Immune Privilege In The Eye

Dynamic immunoregulatory processes support immune privilege in the eye


Seedling surviving in the anterior chamber of a human eye

Inflammatory ocular diseases are an important cause of blindness and visual impairment. It has been recognized for over 100 years that many foreign tissue grafts enjoy prolonged and sometimes permanent survival in the anterior chamber of the eye.
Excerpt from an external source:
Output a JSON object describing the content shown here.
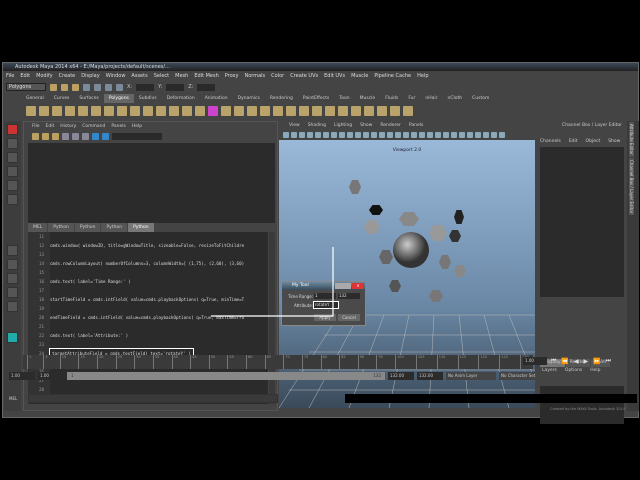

Nobel Laureate Sir Peter Medawar coined the term “immune privilege” to describe this unique immunologic property of the eye.

Antigens introduced into the anterior chamber elicit a unique form of immune regulation (anterior chamber-associated immune deviation = ACAID) that inhibits T cell-mediated inflammation and graft rejection.

Ongoing Studies

  • Which T regulatory cell (Treg) populations promote ocular immune privilege and enhance corneal allograft survival?
  • How does the proinflammatory cytokine interferon-γ (IFN-γ) promote the generation of Tregs in the eye?
  • How does this same cytokine promote the immune rejection of some intraocular tumors?
  • Can ocular Tregs be invoked to ameliorate immune-mediated diseases such as allergic conjunctivitis and allergic asthma?

Animal Models and Research Tools

  • Implantation and transplantation of various tumors, tissue grafts, allogeneic cells and soluble immunogens into the anterior chambers of gene knockout transgenic, and wild-type mice.
  • Battery of in vivo and in vitro assays for characterizing antigen-specific and antigen nonspecific Tregs.